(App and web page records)
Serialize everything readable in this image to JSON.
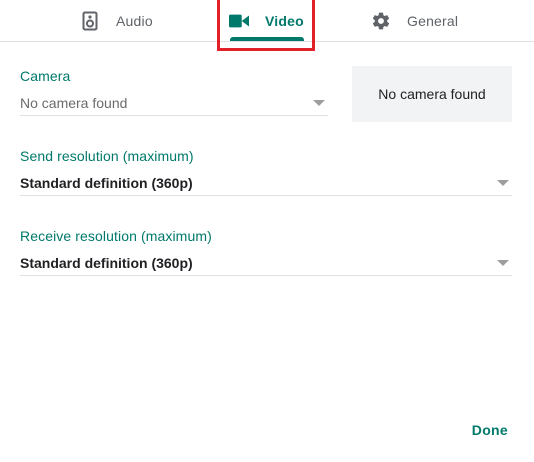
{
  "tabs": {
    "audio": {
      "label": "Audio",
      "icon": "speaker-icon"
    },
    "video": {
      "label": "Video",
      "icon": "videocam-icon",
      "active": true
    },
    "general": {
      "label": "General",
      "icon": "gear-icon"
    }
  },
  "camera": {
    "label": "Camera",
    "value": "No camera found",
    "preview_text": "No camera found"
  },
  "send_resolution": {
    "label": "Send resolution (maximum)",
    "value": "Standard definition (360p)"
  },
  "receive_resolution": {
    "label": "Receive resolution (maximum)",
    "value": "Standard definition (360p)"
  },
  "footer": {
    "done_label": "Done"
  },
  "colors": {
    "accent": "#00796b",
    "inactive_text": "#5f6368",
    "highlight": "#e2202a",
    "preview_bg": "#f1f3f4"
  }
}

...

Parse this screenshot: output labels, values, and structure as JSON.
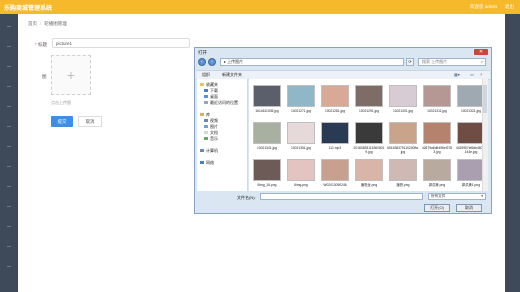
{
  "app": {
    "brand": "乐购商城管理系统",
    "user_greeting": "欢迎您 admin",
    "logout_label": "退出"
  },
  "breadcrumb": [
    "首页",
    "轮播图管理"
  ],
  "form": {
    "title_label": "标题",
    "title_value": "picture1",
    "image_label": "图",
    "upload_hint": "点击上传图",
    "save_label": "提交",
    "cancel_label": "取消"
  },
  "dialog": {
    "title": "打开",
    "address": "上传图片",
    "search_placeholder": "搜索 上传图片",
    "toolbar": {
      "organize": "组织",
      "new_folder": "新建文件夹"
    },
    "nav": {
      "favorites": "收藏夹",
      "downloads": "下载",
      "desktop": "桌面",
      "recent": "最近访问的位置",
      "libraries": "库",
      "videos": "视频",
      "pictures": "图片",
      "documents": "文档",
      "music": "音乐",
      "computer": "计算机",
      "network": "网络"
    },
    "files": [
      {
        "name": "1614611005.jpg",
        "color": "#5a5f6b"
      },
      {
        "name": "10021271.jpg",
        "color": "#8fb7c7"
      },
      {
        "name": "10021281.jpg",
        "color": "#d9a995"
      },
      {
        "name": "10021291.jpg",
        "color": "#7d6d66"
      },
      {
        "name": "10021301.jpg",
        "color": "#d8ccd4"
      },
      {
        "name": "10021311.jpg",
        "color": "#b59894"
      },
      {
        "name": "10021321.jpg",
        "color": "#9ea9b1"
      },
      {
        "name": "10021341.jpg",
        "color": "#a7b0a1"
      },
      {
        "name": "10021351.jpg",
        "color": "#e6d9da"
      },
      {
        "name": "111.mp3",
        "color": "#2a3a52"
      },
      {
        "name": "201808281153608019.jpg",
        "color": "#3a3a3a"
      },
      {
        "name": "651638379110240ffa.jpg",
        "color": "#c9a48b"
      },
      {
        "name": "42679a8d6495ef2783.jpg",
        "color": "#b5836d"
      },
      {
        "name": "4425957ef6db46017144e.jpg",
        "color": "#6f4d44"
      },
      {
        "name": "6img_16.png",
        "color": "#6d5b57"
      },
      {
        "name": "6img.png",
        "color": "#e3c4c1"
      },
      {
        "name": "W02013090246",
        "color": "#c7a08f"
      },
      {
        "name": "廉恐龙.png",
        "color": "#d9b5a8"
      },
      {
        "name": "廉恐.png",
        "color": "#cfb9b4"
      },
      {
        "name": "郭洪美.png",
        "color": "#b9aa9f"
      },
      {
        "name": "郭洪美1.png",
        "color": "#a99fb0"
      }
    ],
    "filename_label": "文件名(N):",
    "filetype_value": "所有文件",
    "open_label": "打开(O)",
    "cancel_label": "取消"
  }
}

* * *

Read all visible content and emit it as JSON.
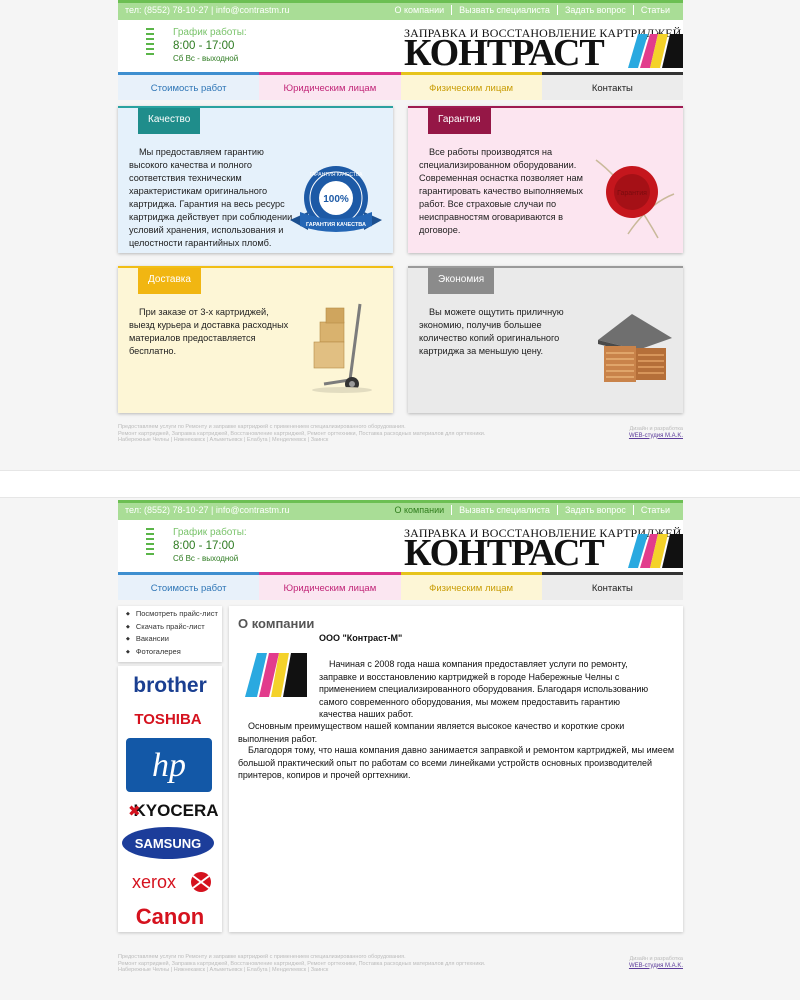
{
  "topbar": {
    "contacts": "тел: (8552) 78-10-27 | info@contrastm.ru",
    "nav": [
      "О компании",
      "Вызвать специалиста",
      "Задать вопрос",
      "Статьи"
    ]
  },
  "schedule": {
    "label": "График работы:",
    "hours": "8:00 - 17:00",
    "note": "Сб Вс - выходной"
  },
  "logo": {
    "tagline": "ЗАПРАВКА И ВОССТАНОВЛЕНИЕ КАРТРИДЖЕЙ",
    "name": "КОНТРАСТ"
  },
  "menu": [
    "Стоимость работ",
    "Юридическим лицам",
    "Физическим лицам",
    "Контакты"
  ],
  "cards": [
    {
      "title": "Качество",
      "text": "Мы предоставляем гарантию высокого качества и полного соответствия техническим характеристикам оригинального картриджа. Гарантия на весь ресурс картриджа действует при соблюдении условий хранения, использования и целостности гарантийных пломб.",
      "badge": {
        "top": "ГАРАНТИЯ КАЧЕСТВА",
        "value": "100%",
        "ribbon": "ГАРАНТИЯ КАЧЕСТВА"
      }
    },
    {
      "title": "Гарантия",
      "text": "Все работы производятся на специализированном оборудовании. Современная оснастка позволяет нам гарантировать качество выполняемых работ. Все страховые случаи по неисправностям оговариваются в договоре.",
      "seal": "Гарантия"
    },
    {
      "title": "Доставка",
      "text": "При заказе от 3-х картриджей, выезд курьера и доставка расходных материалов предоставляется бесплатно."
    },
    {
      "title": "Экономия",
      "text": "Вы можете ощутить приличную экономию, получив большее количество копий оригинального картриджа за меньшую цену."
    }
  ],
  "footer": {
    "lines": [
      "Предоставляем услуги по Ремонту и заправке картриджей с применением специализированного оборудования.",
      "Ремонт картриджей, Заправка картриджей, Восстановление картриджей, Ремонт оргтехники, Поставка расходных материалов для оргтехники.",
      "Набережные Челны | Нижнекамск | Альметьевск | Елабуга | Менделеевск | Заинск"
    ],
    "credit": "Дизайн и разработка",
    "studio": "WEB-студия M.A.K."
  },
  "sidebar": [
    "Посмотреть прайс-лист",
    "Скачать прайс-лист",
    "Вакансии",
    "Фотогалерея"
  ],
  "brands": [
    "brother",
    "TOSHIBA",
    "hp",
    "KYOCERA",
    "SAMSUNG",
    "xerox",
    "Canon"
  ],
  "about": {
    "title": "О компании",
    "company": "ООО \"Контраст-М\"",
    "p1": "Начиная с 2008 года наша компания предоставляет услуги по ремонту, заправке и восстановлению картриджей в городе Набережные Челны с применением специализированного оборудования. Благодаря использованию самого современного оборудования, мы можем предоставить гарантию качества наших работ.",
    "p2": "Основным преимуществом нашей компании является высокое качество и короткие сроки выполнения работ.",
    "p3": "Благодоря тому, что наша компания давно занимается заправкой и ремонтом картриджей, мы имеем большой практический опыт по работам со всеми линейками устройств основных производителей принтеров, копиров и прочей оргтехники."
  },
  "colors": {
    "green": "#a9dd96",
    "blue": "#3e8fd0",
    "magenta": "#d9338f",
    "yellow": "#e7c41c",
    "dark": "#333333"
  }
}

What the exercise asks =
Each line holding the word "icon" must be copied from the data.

Answer =
      "icon": "speaker-icon"
      "icon": "videocam-icon",
      "icon": "gear-icon"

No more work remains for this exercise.